## Task
Each line below that contains the word "republications" is to be counted; give only the final number.

## Available data
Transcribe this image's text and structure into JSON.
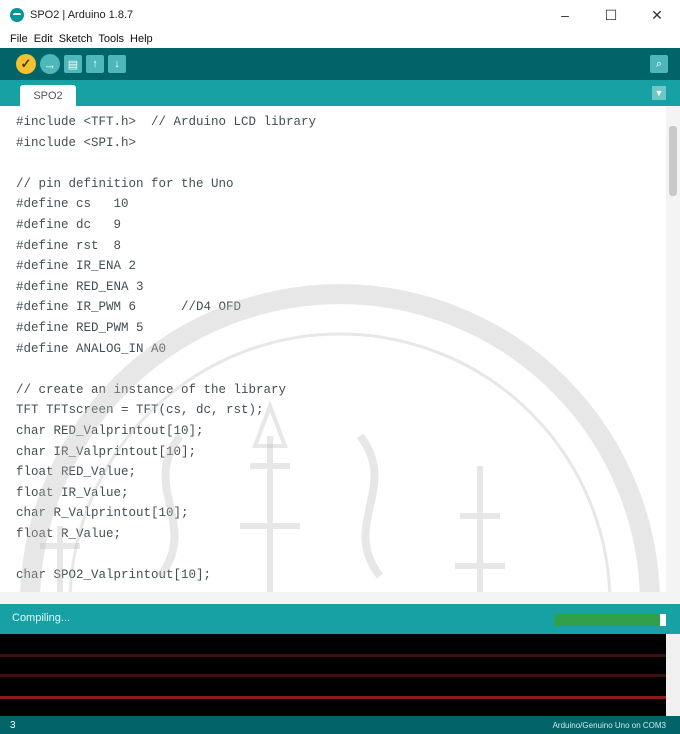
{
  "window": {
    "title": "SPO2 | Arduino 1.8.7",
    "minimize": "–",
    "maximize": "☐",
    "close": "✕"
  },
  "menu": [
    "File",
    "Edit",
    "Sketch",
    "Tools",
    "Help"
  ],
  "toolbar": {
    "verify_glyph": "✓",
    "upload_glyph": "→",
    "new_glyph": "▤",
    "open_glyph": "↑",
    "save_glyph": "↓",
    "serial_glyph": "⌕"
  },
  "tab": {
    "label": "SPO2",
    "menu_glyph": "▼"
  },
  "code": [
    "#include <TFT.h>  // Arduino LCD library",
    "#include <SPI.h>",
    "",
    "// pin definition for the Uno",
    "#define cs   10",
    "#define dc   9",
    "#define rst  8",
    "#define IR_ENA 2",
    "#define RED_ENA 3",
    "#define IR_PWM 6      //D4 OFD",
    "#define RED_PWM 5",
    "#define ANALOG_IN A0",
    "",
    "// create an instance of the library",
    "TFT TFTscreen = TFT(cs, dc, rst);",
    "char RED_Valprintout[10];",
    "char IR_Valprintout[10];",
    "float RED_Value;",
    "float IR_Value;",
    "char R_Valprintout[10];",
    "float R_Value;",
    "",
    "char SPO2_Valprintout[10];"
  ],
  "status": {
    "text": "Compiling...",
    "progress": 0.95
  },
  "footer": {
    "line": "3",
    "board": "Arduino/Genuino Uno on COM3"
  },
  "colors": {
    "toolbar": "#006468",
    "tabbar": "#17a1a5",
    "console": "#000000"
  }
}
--
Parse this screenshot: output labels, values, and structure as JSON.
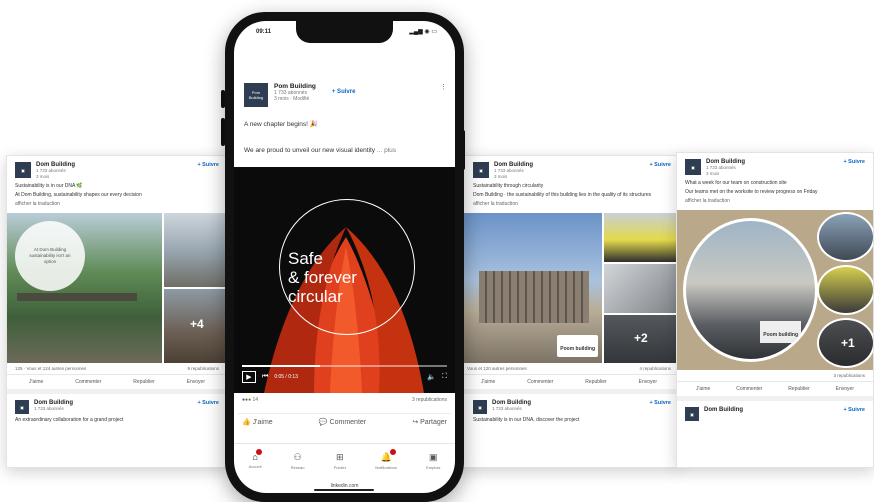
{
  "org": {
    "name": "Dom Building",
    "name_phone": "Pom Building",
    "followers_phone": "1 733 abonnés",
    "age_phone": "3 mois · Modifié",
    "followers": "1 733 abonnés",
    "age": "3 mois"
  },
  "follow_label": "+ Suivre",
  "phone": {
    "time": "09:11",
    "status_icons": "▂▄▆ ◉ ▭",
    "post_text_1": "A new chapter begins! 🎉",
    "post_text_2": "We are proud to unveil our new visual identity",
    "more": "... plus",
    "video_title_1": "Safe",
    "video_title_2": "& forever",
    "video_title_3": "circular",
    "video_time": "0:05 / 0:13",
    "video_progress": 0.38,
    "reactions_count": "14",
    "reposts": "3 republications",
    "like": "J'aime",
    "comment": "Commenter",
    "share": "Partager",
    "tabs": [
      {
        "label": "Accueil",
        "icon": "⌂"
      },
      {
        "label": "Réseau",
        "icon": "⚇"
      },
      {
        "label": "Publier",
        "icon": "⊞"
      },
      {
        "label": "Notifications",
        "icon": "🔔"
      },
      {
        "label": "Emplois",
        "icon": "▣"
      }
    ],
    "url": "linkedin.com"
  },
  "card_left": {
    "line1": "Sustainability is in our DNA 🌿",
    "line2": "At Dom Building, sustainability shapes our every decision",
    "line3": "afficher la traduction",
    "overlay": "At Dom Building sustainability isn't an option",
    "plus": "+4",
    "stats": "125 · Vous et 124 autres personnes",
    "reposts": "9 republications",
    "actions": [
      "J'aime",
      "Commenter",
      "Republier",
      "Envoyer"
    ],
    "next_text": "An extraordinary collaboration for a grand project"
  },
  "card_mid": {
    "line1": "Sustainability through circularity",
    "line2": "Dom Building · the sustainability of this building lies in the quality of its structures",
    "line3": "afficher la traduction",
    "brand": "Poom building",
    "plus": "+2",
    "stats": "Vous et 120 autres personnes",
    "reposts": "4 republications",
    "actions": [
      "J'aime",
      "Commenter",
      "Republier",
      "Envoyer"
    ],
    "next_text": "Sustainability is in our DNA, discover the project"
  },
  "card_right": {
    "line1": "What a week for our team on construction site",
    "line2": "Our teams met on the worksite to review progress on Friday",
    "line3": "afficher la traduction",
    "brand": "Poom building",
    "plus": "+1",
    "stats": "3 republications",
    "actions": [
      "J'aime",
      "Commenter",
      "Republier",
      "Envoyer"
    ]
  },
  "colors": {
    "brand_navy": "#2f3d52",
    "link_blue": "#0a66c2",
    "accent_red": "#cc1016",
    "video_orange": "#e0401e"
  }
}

## Written reply
4